- Cancer. Over 50 studies of the association between cancer risk and tea consumption have been published since 2006. The results have been varied, but some have linked tea consumption to reduced risks of cancers of the colon, breast, ovary, prostate, and lung. Research is ongoing but at present, the National Cancer Institute of the USA regards the benefits of tea consumption in relation to cancer as “inconclusive” .
How to find reliable information about tea and health
It is important to note that many aspects of tea consumption and health will vary greatly depending on where you live. This is especially notable with regard to water quality and safety as water is the main component of tea. Here in the UK, we are fortunate to have safe, clean tap water which is constantly monitored across the country for many different factors that could affect health, from microbial content to dangerous pollutants such as arsenic.
Unfortunately for much of the world’s population, this is not the case. A 2016 article in the Wall Street Journal reported that in India, around 76 million people live without access to clean water: that’s more than the entire population of the UK. The same report noted that more than half of the population of three countries, Papua New Guinea, Equatorial Guinea, and Angola, have no access to safe water. This article took its data from a report published by WaterAid, a UK-based non-profit charity dedicated to improving water safety and sanitation around the world.
Back to tea. It is vital when looking for any health advice on the internet to understand the source of the information, and, most importantly, how it is funded.

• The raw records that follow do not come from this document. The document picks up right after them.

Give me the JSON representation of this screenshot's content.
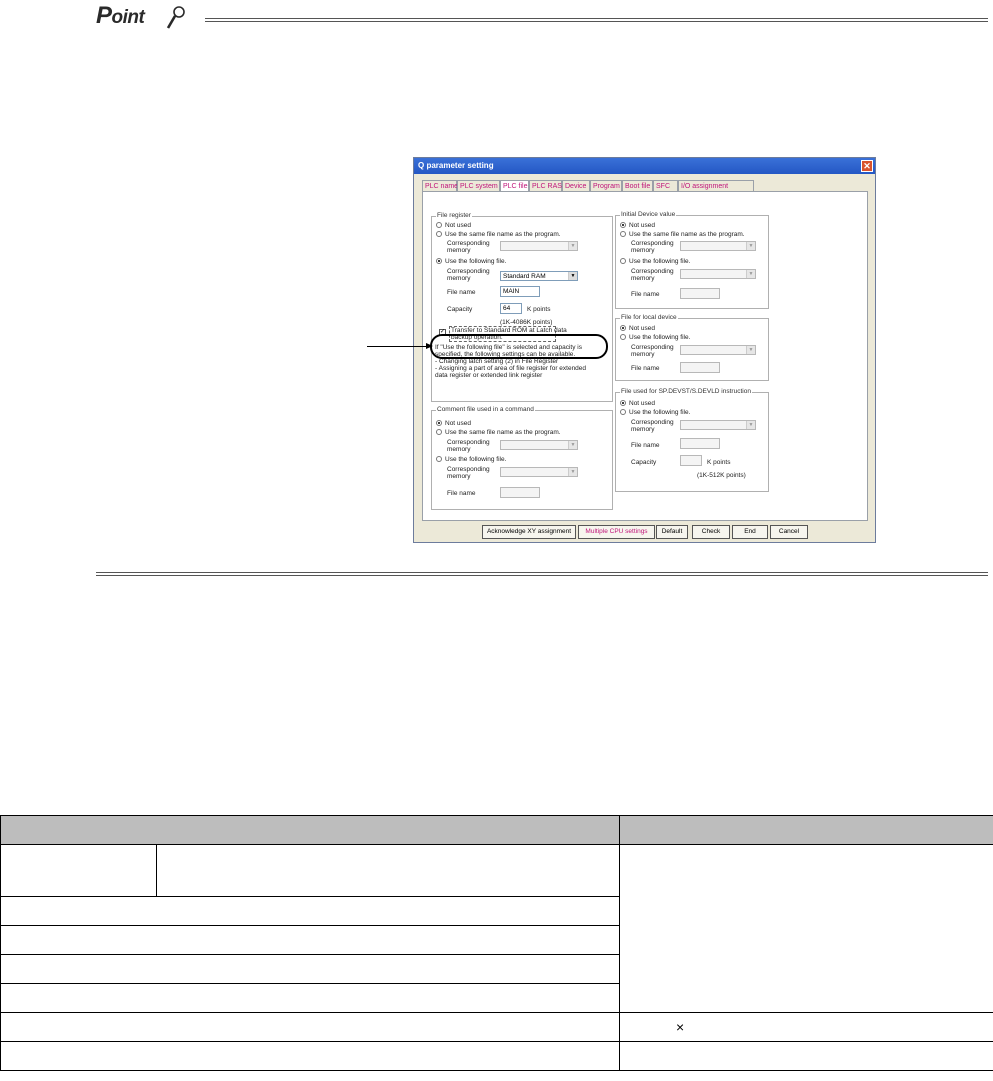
{
  "point": {
    "logo_p": "P",
    "logo_rest": "oint"
  },
  "dialog": {
    "title": "Q parameter setting",
    "close": "✕",
    "tabs": [
      "PLC name",
      "PLC system",
      "PLC file",
      "PLC RAS",
      "Device",
      "Program",
      "Boot file",
      "SFC",
      "I/O assignment"
    ],
    "active_tab": "PLC file",
    "file_register": {
      "title": "File register",
      "opt_not_used": "Not used",
      "opt_same_name": "Use the same file name as the program.",
      "corr_mem_1": "Corresponding",
      "corr_mem_2": "memory",
      "opt_following": "Use the following file.",
      "corr_mem_value": "Standard RAM",
      "file_name_label": "File name",
      "file_name_value": "MAIN",
      "capacity_label": "Capacity",
      "capacity_value": "64",
      "capacity_unit": "K points",
      "capacity_range": "(1K-4086K points)",
      "transfer_1": "Transfer to Standard ROM at Latch data",
      "transfer_2": "backup operation.",
      "note_1": "If \"Use the following file\" is selected and capacity is",
      "note_2": "specified, the following settings can be available.",
      "note_3": "- Changing latch setting (2) in File Register",
      "note_4": "- Assigning a part of area of file register for extended",
      "note_5": "data register or extended link register"
    },
    "comment_file": {
      "title": "Comment file used in a command",
      "opt_not_used": "Not used",
      "opt_same_name": "Use the same file name as the program.",
      "corr_mem_1": "Corresponding",
      "corr_mem_2": "memory",
      "opt_following": "Use the following file.",
      "file_name_label": "File name"
    },
    "initial_device": {
      "title": "Initial Device value",
      "opt_not_used": "Not used",
      "opt_same_name": "Use the same file name as the program.",
      "corr_mem_1": "Corresponding",
      "corr_mem_2": "memory",
      "opt_following": "Use the following file.",
      "file_name_label": "File name"
    },
    "local_device": {
      "title": "File for local device",
      "opt_not_used": "Not used",
      "opt_following": "Use the following file.",
      "corr_mem_1": "Corresponding",
      "corr_mem_2": "memory",
      "file_name_label": "File name"
    },
    "sp_devst": {
      "title": "File used for SP.DEVST/S.DEVLD instruction",
      "opt_not_used": "Not used",
      "opt_following": "Use the following file.",
      "corr_mem_1": "Corresponding",
      "corr_mem_2": "memory",
      "file_name_label": "File name",
      "capacity_label": "Capacity",
      "capacity_unit": "K points",
      "capacity_range": "(1K-512K points)"
    },
    "buttons": {
      "ack_xy": "Acknowledge XY assignment",
      "multi_cpu": "Multiple CPU settings",
      "default": "Default",
      "check": "Check",
      "end": "End",
      "cancel": "Cancel"
    }
  },
  "table": {
    "mark_x": "×"
  }
}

Ask yourself whether the site is just someone’s opinion, whether it is a site promoting tea (like this one!) or a more general health site, whether it is a site selling tea or funded by a tea company, and does it provide links to independent scientific studies?
In the UK, we are fortunate to have the Tea Advisory Panel, which provides independent and objective information about the benefits of tea. The seven scientists who make up the panel have long and distinguished backgrounds in medicine and nutritional science. This is a great starting point for finding out about the health benefits of tea.
As a lifelong lover of tea as a soothing and invigorating vital element of family and social life, tea is an essential part of my mental wellbeing. I never made a decision to drink tea because I was given it from when I was a baby (it was the first drink I had in a bottle) so to me, it’s like breathing.
However, the important point here is that before making changes to your diet because of perceived health benefits it is important to do your own research, find different sources of information and, if you can, talk to your doctor.
References (retrieved 5 August 2019)
 Geleijnse, J.M.; Launer, L.J.; Van der Kuip, D.A.; Hofman, A.; Witteman, J.C. Inverse association of tea and flavonoid intakes with incident myocardial infarction: The Rotterdam Study. Am. J. Clin. Nutr. 2002, 75, 880–886.
 Grassi, D.; Aggio, A.; Onori, L.; Croce, G.; Tiberti, S.; Ferri, C.; Ferri, L.; Desideri, G. Tea, flavonoids, and nitric oxide-mediated vascular reactivity.J. Nutr. 2008, 138, 1554S–1560S
 Bahorun, T.; Luximon-Ramma, A.; Neergheen-Bhujun, V.S.; Gunness, T.K.; Googoolye, K.; Auger, C.; Croziere, A.; Aruoma, O. I. The effect of black tea on risk factors of cardiovascular disease in a normal population. Prev. Med., 2012, 54S, S98-S102
 Yang J.; Mao Q.X.; Xu H.X.; Ma X.; Zeng, C.Y. Tea consumption and risk of type 2 diabetes mellitus: a systematic review and meta-analysis update. 2014, 4(7)
 National Cancer Institute, Tea and Cancer Prevention, last updated 2010